What you have to do: Which lines of the records contain "selected"? Collect every one of them.

Data entries:
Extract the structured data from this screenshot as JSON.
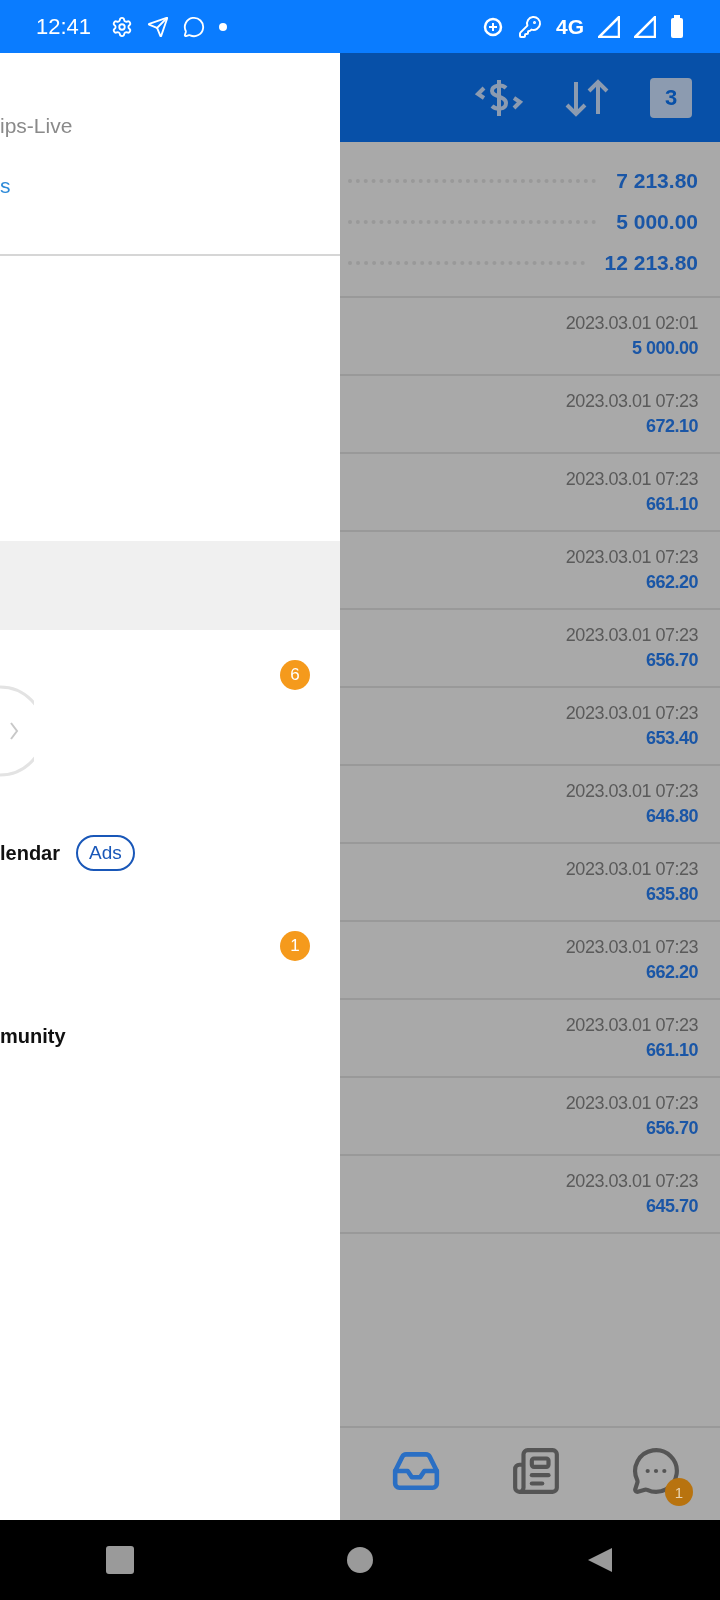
{
  "status_bar": {
    "time": "12:41",
    "network": "4G"
  },
  "drawer": {
    "account_line": "ips-Live",
    "link": "s",
    "items": [
      {
        "kind": "badge",
        "badge": "6"
      },
      {
        "kind": "label",
        "label": "lendar",
        "tag": "Ads"
      },
      {
        "kind": "badge",
        "badge": "1"
      },
      {
        "kind": "label",
        "label": "munity"
      }
    ]
  },
  "toolbar": {
    "calendar_day": "3"
  },
  "summary": [
    "7 213.80",
    "5 000.00",
    "12 213.80"
  ],
  "transactions": [
    {
      "date": "2023.03.01 02:01",
      "amount": "5 000.00"
    },
    {
      "date": "2023.03.01 07:23",
      "amount": "672.10"
    },
    {
      "date": "2023.03.01 07:23",
      "amount": "661.10"
    },
    {
      "date": "2023.03.01 07:23",
      "amount": "662.20"
    },
    {
      "date": "2023.03.01 07:23",
      "amount": "656.70"
    },
    {
      "date": "2023.03.01 07:23",
      "amount": "653.40"
    },
    {
      "date": "2023.03.01 07:23",
      "amount": "646.80"
    },
    {
      "date": "2023.03.01 07:23",
      "amount": "635.80"
    },
    {
      "date": "2023.03.01 07:23",
      "amount": "662.20"
    },
    {
      "date": "2023.03.01 07:23",
      "amount": "661.10"
    },
    {
      "date": "2023.03.01 07:23",
      "amount": "656.70"
    },
    {
      "date": "2023.03.01 07:23",
      "amount": "645.70"
    }
  ],
  "bottom_nav": [
    {
      "kind": "inbox",
      "selected": true
    },
    {
      "kind": "news",
      "selected": false
    },
    {
      "kind": "chat",
      "selected": false,
      "badge": "1"
    }
  ]
}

Exercise response:
      "selected": true
      "selected": false
      "selected": false,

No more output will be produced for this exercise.